--- Work instructions ---
Determine the count of lines containing "post" in the entries below and return only that figure.

--- Source information ---
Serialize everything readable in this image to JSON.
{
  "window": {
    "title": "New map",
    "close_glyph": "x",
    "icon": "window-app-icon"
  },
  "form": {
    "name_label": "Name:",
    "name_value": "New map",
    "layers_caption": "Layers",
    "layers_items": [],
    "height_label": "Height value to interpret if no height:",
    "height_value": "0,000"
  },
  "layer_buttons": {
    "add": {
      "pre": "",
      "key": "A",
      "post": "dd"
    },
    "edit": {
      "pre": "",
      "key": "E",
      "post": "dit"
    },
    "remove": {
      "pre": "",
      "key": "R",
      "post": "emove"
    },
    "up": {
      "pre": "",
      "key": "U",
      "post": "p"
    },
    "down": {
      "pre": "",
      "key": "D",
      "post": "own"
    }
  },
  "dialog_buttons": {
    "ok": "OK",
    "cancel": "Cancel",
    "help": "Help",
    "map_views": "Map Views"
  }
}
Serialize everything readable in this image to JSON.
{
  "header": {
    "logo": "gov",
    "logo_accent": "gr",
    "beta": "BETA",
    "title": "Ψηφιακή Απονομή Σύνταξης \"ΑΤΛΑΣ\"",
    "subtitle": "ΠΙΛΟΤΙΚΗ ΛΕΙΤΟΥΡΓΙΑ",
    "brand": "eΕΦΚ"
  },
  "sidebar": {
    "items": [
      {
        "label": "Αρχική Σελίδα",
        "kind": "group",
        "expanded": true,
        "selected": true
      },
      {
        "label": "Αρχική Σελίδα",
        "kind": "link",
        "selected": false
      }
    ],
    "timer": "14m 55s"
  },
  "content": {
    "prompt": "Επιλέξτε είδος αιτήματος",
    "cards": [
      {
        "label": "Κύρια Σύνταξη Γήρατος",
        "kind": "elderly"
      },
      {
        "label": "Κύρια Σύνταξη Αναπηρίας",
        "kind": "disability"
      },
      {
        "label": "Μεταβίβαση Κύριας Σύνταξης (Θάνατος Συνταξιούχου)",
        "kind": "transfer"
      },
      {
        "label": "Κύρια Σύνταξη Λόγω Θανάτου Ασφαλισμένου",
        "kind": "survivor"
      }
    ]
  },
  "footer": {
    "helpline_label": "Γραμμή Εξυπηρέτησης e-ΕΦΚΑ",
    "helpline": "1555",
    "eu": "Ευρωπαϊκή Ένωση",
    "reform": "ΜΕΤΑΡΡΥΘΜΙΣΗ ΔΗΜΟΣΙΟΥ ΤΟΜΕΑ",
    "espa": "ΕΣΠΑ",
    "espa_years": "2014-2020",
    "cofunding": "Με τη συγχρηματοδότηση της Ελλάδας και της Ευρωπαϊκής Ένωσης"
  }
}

--- Result ---
5